> **REQUIREMENT**
Reproduce the entries beneath exactly, without their images.

BEGIN

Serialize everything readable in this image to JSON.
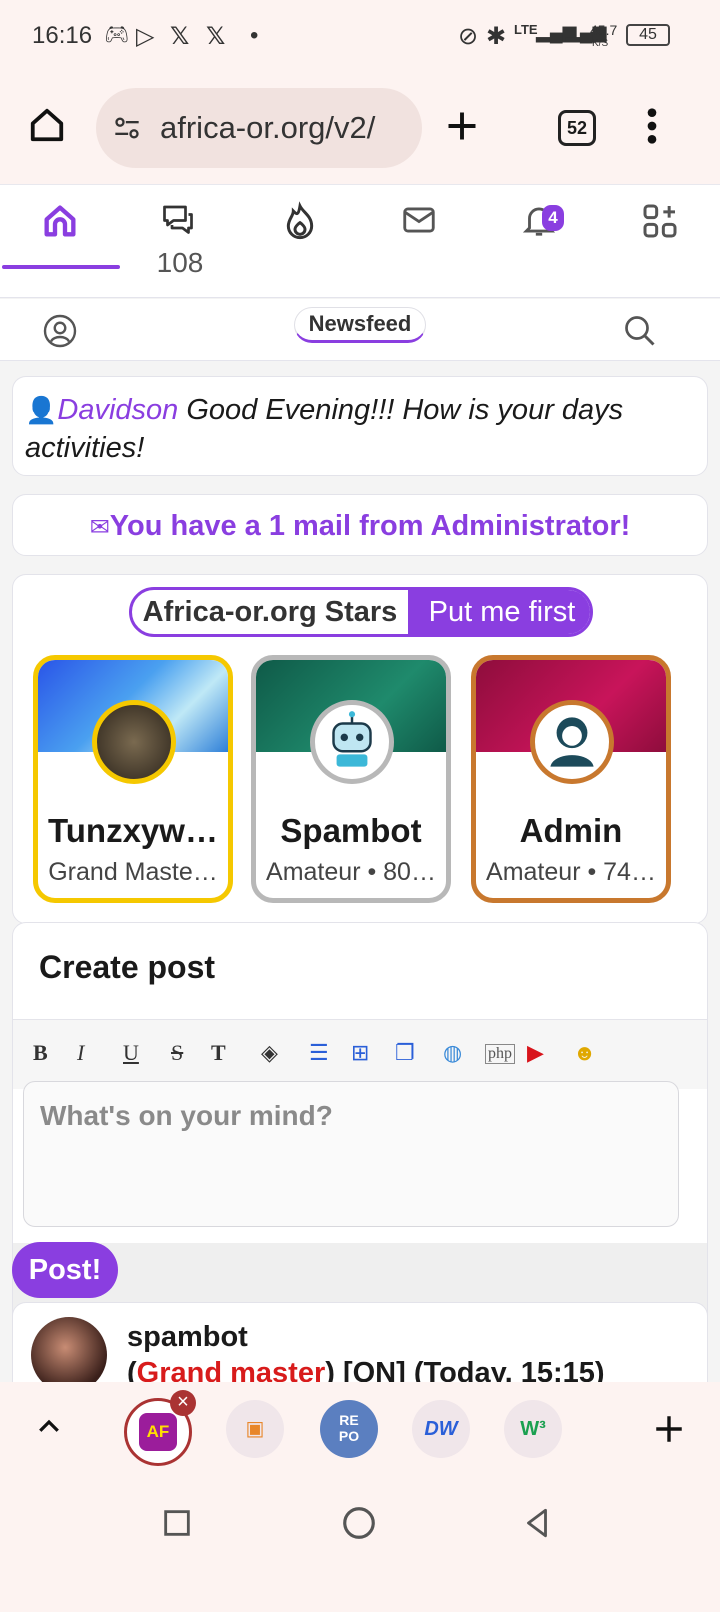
{
  "status_bar": {
    "time": "16:16",
    "speed": "45.7",
    "speed_unit": "K/S",
    "battery": "45",
    "net": "LTE"
  },
  "browser": {
    "url": "africa-or.org/v2/",
    "tab_count": "52"
  },
  "top_nav": {
    "messages_count": "108",
    "notifications_badge": "4"
  },
  "sub_nav": {
    "active_tab": "Newsfeed"
  },
  "greeting": {
    "name": "Davidson",
    "message": " Good Evening!!! How is your days activities!"
  },
  "mail_notice": {
    "text": "You have a 1 mail from Administrator!"
  },
  "stars": {
    "title": "Africa-or.org Stars",
    "cta": "Put me first",
    "members": [
      {
        "name": "Tunzxyw…",
        "rank": "Grand Maste…",
        "border_color": "#f5c800"
      },
      {
        "name": "Spambot",
        "rank": "Amateur • 80…",
        "border_color": "#b8b8b8"
      },
      {
        "name": "Admin",
        "rank": "Amateur • 74…",
        "border_color": "#c8782e"
      }
    ]
  },
  "create_post": {
    "title": "Create post",
    "placeholder": "What's on your mind?",
    "submit": "Post!",
    "toolbar": [
      "bold-icon",
      "italic-icon",
      "underline-icon",
      "strikethrough-icon",
      "text-color-icon",
      "fill-color-icon",
      "list-icon",
      "add-box-icon",
      "copy-icon",
      "globe-icon",
      "php-icon",
      "youtube-icon",
      "emoji-icon"
    ]
  },
  "post": {
    "user": "spambot",
    "rank": "Grand master",
    "status": "[ON]",
    "time": "(Today, 15:15)"
  },
  "colors": {
    "accent": "#8a3ee0",
    "rank_red": "#d81b1b"
  }
}
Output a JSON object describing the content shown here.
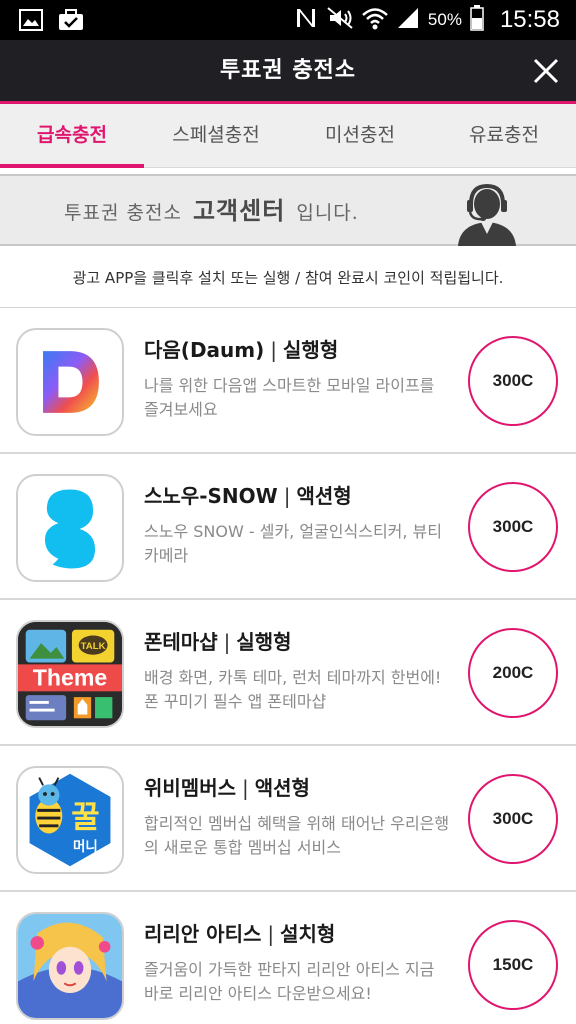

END

> **RESPONSE FOR THIS EXERCISE**
Serialize everything readable in this image to JSON.
{
  "status_bar": {
    "time": "16:16",
    "speed": "45.7",
    "speed_unit": "K/S",
    "battery": "45",
    "net": "LTE"
  },
  "browser": {
    "url": "africa-or.org/v2/",
    "tab_count": "52"
  },
  "top_nav": {
    "messages_count": "108",
    "notifications_badge": "4"
  },
  "sub_nav": {
    "active_tab": "Newsfeed"
  },
  "greeting": {
    "name": "Davidson",
    "message": " Good Evening!!! How is your days activities!"
  },
  "mail_notice": {
    "text": "You have a 1 mail from Administrator!"
  },
  "stars": {
    "title": "Africa-or.org Stars",
    "cta": "Put me first",
    "members": [
      {
        "name": "Tunzxyw…",
        "rank": "Grand Maste…",
        "border_color": "#f5c800"
      },
      {
        "name": "Spambot",
        "rank": "Amateur • 80…",
        "border_color": "#b8b8b8"
      },
      {
        "name": "Admin",
        "rank": "Amateur • 74…",
        "border_color": "#c8782e"
      }
    ]
  },
  "create_post": {
    "title": "Create post",
    "placeholder": "What's on your mind?",
    "submit": "Post!",
    "toolbar": [
      "bold-icon",
      "italic-icon",
      "underline-icon",
      "strikethrough-icon",
      "text-color-icon",
      "fill-color-icon",
      "list-icon",
      "add-box-icon",
      "copy-icon",
      "globe-icon",
      "php-icon",
      "youtube-icon",
      "emoji-icon"
    ]
  },
  "post": {
    "user": "spambot",
    "rank": "Grand master",
    "status": "[ON]",
    "time": "(Today, 15:15)"
  },
  "colors": {
    "accent": "#8a3ee0",
    "rank_red": "#d81b1b"
  }
}
Output a JSON object describing the content shown here.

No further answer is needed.